### DIRECTIONS FOR THIS TASK
Would you filter the listing below so that only lines with the word "label" remain?

### TASK DATA

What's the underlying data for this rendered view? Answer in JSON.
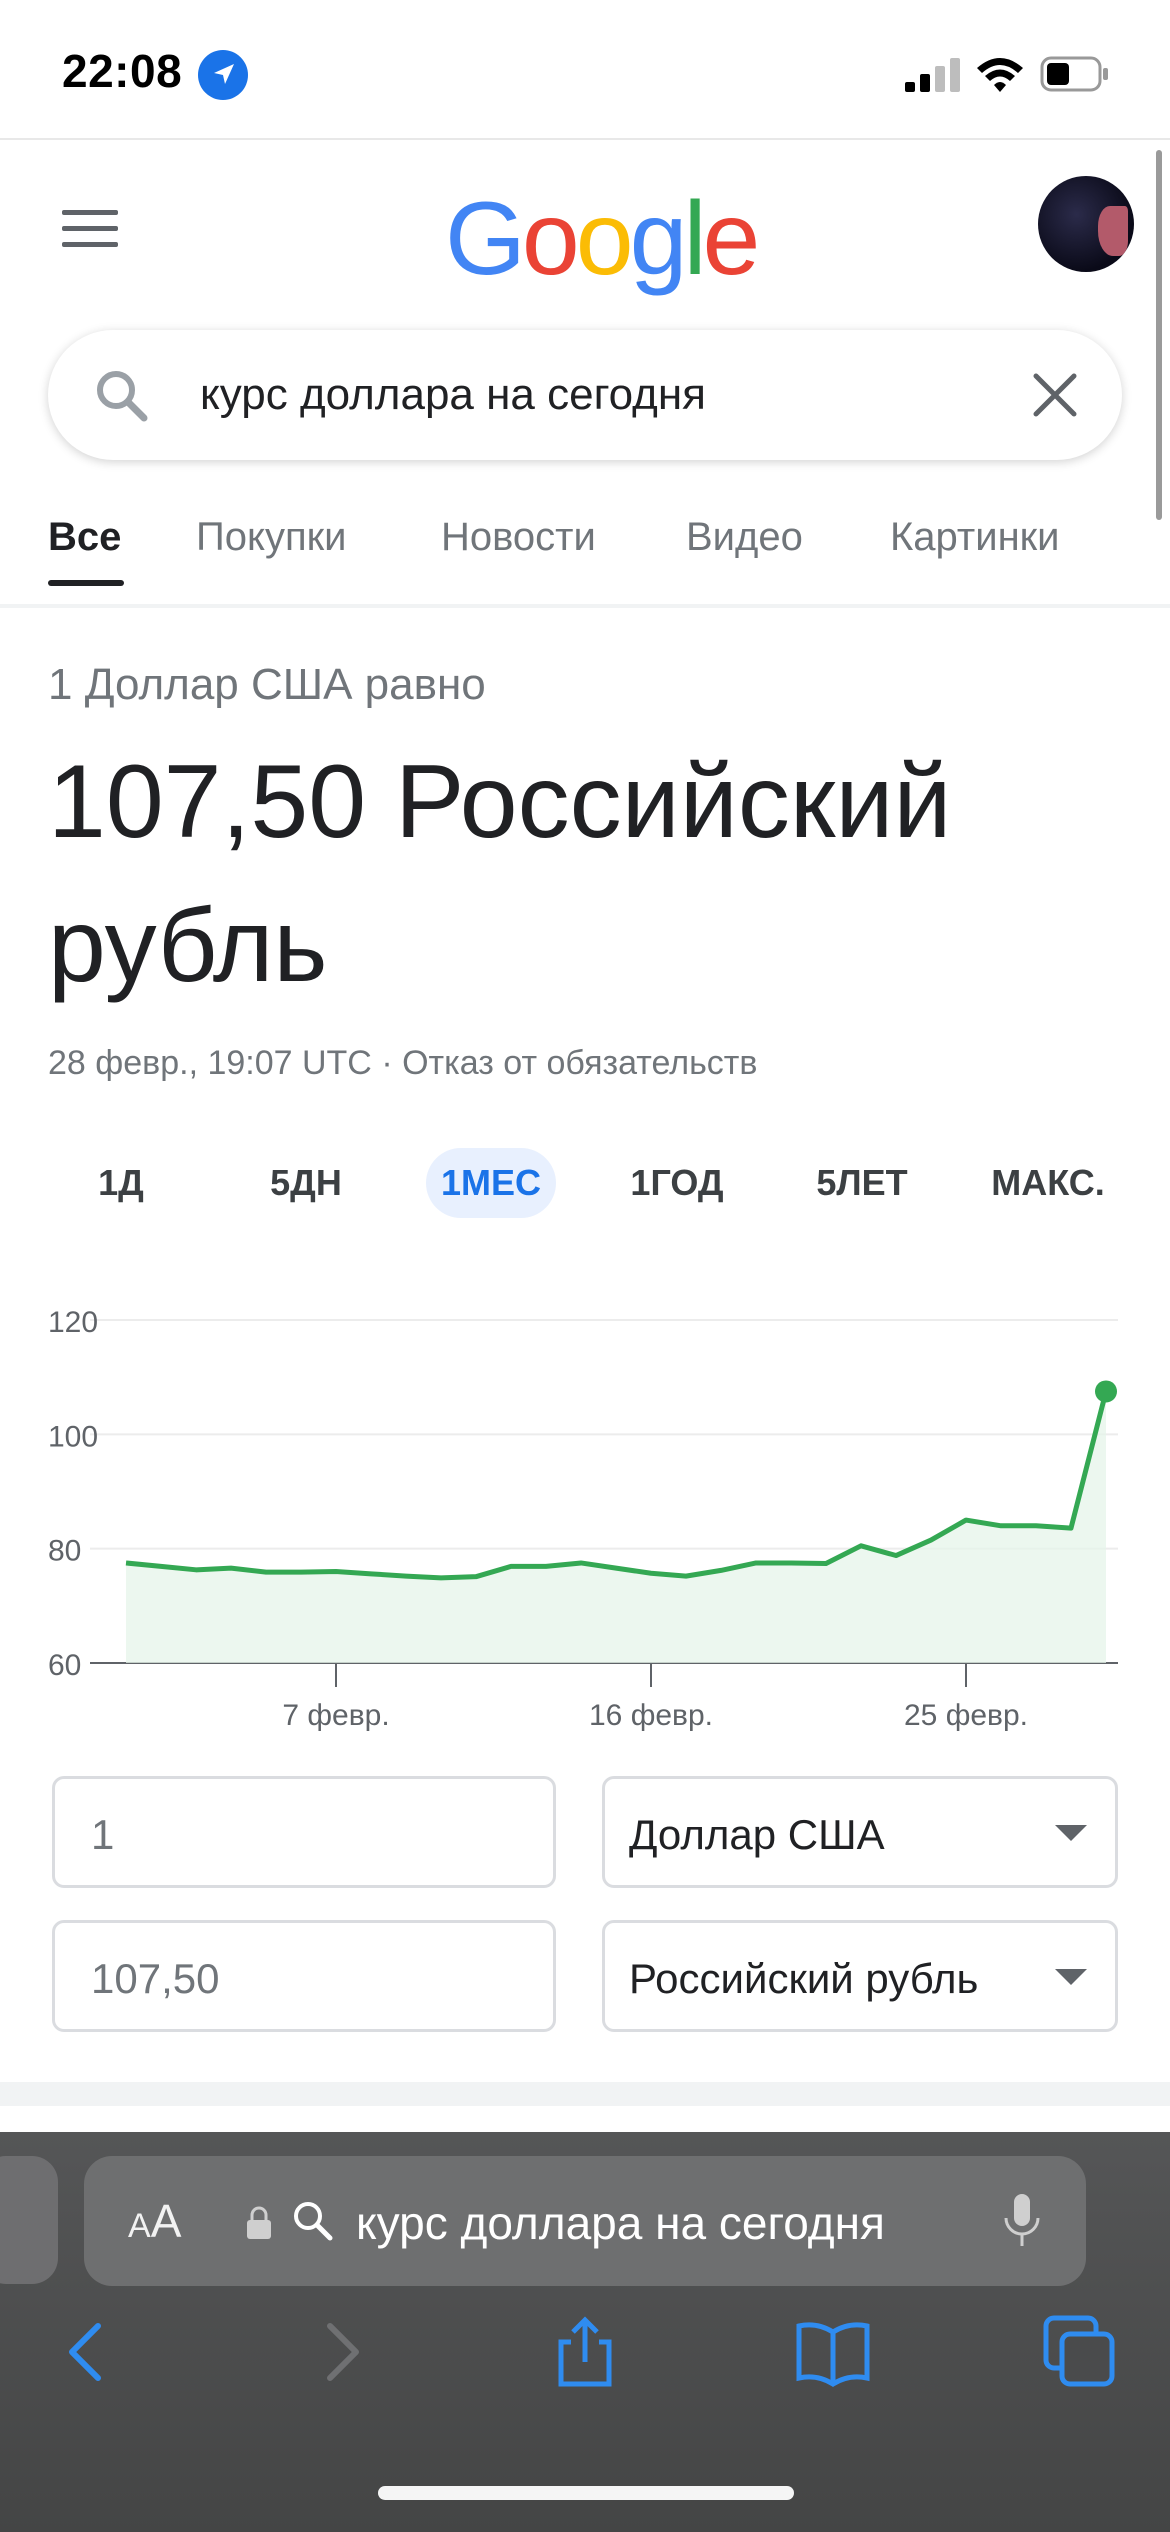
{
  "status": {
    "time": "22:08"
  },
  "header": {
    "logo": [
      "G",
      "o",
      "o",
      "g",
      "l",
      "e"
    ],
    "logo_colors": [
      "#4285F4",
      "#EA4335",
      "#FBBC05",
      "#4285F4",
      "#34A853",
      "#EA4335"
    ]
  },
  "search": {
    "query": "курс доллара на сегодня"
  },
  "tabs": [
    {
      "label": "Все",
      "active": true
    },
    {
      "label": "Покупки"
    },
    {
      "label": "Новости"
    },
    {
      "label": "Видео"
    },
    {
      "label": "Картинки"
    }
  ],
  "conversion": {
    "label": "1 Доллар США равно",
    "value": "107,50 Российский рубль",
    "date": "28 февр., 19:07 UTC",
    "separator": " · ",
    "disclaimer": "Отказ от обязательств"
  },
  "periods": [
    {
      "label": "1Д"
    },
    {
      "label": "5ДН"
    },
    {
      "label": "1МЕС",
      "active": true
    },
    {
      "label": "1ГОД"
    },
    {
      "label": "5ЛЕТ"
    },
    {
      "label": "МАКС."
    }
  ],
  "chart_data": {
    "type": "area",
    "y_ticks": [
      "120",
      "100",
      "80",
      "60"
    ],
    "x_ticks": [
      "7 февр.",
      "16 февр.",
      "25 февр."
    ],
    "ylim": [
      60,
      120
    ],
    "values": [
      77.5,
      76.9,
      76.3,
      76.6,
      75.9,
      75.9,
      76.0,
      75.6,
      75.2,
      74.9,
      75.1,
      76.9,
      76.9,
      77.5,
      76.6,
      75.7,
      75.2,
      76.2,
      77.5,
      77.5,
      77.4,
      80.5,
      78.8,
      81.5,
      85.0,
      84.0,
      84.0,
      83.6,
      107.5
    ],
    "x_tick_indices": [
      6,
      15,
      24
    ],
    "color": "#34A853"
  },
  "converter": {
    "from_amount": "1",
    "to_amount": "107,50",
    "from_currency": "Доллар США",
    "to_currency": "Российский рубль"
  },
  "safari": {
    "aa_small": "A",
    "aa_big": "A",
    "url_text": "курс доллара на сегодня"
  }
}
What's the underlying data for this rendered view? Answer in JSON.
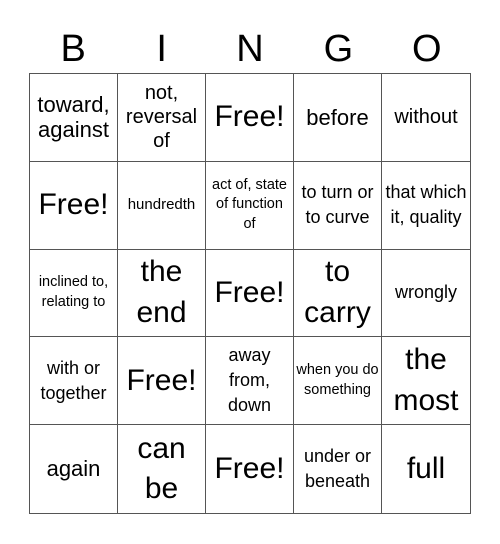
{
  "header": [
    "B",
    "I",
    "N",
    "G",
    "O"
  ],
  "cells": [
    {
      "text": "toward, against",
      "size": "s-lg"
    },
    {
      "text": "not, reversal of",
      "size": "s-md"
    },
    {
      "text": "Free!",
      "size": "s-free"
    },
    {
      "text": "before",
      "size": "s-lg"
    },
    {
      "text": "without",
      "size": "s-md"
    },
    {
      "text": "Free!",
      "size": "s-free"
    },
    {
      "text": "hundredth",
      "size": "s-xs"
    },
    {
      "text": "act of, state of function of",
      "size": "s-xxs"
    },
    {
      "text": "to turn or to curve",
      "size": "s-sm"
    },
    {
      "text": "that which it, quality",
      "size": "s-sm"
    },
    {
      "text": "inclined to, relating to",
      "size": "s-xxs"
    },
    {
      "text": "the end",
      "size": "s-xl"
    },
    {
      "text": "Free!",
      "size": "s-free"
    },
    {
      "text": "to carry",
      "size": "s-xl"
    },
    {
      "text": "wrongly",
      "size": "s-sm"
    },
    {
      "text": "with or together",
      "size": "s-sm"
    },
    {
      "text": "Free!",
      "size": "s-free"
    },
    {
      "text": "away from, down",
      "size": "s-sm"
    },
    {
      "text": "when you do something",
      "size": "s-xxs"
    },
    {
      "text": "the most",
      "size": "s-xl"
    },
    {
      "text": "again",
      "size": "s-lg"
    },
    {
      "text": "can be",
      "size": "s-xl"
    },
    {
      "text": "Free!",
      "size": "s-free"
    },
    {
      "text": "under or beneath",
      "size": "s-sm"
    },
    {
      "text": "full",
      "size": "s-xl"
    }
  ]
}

### EXPECTED ANSWER
      "label": "Все",
      "label": "Покупки"
      "label": "Новости"
      "label": "Видео"
      "label": "Картинки"
    "label": "1 Доллар США равно",
      "label": "1Д"
      "label": "5ДН"
      "label": "1МЕС",
      "label": "1ГОД"
      "label": "5ЛЕТ"
      "label": "МАКС."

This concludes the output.